§ Requirement
An exact copy of every entry is the required answer.

···

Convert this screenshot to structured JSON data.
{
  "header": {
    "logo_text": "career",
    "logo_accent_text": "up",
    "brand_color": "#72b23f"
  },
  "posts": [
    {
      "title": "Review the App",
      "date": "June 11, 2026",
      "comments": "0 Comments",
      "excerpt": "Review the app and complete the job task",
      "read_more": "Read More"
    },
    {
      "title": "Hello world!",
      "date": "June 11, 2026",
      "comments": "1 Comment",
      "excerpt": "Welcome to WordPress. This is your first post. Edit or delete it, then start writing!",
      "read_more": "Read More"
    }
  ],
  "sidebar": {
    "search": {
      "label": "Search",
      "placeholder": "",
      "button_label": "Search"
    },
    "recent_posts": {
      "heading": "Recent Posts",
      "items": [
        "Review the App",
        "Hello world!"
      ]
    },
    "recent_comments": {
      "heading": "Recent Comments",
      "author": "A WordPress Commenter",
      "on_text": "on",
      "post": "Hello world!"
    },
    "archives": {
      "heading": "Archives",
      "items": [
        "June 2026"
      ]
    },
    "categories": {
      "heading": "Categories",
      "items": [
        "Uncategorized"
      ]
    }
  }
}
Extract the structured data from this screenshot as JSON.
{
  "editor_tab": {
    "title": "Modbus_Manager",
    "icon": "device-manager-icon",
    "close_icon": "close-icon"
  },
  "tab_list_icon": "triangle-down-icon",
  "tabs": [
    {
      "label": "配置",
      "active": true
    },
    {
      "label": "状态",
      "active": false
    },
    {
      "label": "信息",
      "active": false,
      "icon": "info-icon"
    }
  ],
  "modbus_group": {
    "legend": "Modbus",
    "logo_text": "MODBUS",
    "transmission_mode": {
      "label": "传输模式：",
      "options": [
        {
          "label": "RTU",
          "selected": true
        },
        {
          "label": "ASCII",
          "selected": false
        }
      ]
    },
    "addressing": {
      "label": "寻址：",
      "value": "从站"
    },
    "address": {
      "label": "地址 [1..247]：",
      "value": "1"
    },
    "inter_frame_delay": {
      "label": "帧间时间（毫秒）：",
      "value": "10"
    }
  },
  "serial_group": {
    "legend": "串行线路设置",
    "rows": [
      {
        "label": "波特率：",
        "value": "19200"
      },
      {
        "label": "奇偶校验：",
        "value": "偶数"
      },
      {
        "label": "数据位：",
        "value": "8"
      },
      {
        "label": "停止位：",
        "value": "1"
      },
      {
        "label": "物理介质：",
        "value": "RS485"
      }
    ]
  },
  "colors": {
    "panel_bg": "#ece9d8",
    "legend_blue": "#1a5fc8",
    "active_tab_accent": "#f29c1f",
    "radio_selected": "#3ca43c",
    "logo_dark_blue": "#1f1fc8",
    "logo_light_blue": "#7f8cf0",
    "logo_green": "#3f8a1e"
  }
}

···

§ Problem solution
Convert this screenshot to structured JSON data.
{
  "header": {
    "logo_text": "career",
    "logo_accent_text": "up",
    "brand_color": "#72b23f"
  },
  "posts": [
    {
      "title": "Review the App",
      "date": "June 11, 2026",
      "comments": "0 Comments",
      "excerpt": "Review the app and complete the job task",
      "read_more": "Read More"
    },
    {
      "title": "Hello world!",
      "date": "June 11, 2026",
      "comments": "1 Comment",
      "excerpt": "Welcome to WordPress. This is your first post. Edit or delete it, then start writing!",
      "read_more": "Read More"
    }
  ],
  "sidebar": {
    "search": {
      "label": "Search",
      "placeholder": "",
      "button_label": "Search"
    },
    "recent_posts": {
      "heading": "Recent Posts",
      "items": [
        "Review the App",
        "Hello world!"
      ]
    },
    "recent_comments": {
      "heading": "Recent Comments",
      "author": "A WordPress Commenter",
      "on_text": "on",
      "post": "Hello world!"
    },
    "archives": {
      "heading": "Archives",
      "items": [
        "June 2026"
      ]
    },
    "categories": {
      "heading": "Categories",
      "items": [
        "Uncategorized"
      ]
    }
  }
}
Extract the structured data from this screenshot as JSON.
{
  "editor_tab": {
    "title": "Modbus_Manager",
    "icon": "device-manager-icon",
    "close_icon": "close-icon"
  },
  "tab_list_icon": "triangle-down-icon",
  "tabs": [
    {
      "label": "配置",
      "active": true
    },
    {
      "label": "状态",
      "active": false
    },
    {
      "label": "信息",
      "active": false,
      "icon": "info-icon"
    }
  ],
  "modbus_group": {
    "legend": "Modbus",
    "logo_text": "MODBUS",
    "transmission_mode": {
      "label": "传输模式：",
      "options": [
        {
          "label": "RTU",
          "selected": true
        },
        {
          "label": "ASCII",
          "selected": false
        }
      ]
    },
    "addressing": {
      "label": "寻址：",
      "value": "从站"
    },
    "address": {
      "label": "地址 [1..247]：",
      "value": "1"
    },
    "inter_frame_delay": {
      "label": "帧间时间（毫秒）：",
      "value": "10"
    }
  },
  "serial_group": {
    "legend": "串行线路设置",
    "rows": [
      {
        "label": "波特率：",
        "value": "19200"
      },
      {
        "label": "奇偶校验：",
        "value": "偶数"
      },
      {
        "label": "数据位：",
        "value": "8"
      },
      {
        "label": "停止位：",
        "value": "1"
      },
      {
        "label": "物理介质：",
        "value": "RS485"
      }
    ]
  },
  "colors": {
    "panel_bg": "#ece9d8",
    "legend_blue": "#1a5fc8",
    "active_tab_accent": "#f29c1f",
    "radio_selected": "#3ca43c",
    "logo_dark_blue": "#1f1fc8",
    "logo_light_blue": "#7f8cf0",
    "logo_green": "#3f8a1e"
  }
}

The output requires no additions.